▶ Problem requirements: Looking at the data below, count the lines that contain the string "post". Write only the total.

################

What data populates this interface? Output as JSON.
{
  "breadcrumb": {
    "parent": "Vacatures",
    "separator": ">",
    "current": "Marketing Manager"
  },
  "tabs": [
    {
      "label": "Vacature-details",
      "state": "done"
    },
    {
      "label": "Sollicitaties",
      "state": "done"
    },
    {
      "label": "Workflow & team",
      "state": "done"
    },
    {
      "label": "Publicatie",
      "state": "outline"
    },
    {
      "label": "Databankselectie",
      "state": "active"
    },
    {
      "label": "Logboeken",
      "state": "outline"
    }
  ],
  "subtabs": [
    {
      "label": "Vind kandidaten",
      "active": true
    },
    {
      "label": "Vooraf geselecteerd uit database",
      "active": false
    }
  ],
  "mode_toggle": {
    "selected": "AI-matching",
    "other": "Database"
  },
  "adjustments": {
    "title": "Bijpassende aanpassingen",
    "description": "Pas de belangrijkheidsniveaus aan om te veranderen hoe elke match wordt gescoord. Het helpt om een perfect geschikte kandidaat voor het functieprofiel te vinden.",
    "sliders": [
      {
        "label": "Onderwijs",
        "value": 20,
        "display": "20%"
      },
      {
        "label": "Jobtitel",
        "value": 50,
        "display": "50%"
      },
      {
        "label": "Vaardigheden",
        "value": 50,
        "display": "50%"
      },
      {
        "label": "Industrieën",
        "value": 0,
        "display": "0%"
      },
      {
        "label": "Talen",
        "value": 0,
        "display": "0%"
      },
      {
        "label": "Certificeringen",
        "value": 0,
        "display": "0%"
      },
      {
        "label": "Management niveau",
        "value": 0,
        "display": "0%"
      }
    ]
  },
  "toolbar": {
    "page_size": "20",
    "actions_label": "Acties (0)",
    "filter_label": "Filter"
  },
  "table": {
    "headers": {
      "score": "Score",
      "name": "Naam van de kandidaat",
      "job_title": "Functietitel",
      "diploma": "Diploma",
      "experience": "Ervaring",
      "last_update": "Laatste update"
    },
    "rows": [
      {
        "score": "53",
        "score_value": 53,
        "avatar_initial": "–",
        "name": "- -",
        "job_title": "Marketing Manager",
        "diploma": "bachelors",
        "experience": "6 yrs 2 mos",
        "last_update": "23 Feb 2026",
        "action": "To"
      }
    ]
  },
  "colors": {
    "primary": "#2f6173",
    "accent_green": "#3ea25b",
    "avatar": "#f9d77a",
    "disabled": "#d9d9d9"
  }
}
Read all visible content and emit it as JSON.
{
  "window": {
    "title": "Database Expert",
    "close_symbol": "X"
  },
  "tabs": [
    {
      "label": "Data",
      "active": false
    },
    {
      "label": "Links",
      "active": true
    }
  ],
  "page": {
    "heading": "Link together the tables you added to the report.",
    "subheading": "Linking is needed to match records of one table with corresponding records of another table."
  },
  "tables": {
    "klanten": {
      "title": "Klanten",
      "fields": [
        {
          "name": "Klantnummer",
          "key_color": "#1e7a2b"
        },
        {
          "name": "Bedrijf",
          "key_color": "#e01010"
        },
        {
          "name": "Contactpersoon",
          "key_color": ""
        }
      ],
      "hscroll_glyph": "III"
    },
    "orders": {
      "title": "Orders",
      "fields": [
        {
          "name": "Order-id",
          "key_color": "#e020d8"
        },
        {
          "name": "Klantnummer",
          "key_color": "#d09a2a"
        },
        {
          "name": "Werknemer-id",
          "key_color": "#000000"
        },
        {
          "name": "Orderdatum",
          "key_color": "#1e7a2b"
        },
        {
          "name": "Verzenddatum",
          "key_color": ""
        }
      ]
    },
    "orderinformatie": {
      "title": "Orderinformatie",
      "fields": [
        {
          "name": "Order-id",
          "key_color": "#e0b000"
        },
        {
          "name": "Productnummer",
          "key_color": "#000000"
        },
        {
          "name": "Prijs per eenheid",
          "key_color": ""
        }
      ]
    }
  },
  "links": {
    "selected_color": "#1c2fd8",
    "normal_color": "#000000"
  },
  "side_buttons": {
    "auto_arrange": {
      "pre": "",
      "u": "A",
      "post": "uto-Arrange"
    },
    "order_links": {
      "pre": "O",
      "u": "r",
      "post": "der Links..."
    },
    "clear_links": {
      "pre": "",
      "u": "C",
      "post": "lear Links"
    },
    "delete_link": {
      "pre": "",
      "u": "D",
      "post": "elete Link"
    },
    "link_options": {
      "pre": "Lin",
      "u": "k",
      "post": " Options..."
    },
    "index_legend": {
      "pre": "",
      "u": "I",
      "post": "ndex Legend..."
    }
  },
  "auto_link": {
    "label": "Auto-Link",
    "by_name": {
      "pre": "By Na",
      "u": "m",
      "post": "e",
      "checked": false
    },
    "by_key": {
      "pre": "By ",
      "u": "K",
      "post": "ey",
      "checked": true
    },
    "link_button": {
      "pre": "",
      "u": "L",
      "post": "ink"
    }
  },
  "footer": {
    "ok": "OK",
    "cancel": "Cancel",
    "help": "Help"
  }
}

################

▶ Written solution: 9